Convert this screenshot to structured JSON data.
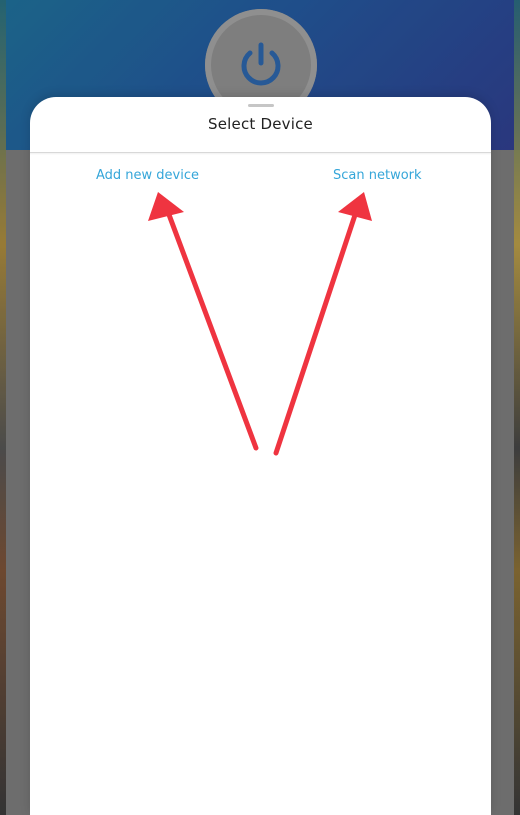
{
  "background": {
    "power_icon": "power-icon",
    "header_gradient": [
      "#1f6f98",
      "#2f3d8c"
    ]
  },
  "sheet": {
    "title": "Select Device",
    "actions": {
      "add_new_device": "Add new device",
      "scan_network": "Scan network"
    }
  },
  "colors": {
    "link": "#35a6d9",
    "annotation_arrow": "#ef3440",
    "sheet_bg": "#ffffff"
  }
}
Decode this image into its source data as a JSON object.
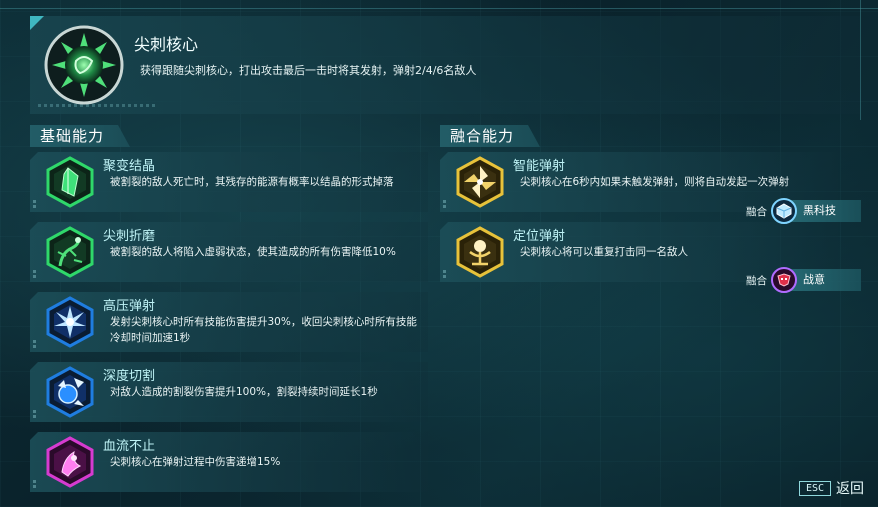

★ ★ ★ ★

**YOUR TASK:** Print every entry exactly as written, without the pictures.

**YOUR RESPONSE:**
Convert this screenshot to structured JSON data.
{
  "background": {
    "power_icon": "power-icon",
    "header_gradient": [
      "#1f6f98",
      "#2f3d8c"
    ]
  },
  "sheet": {
    "title": "Select Device",
    "actions": {
      "add_new_device": "Add new device",
      "scan_network": "Scan network"
    }
  },
  "colors": {
    "link": "#35a6d9",
    "annotation_arrow": "#ef3440",
    "sheet_bg": "#ffffff"
  }
}
Decode this image into its source data as a JSON object.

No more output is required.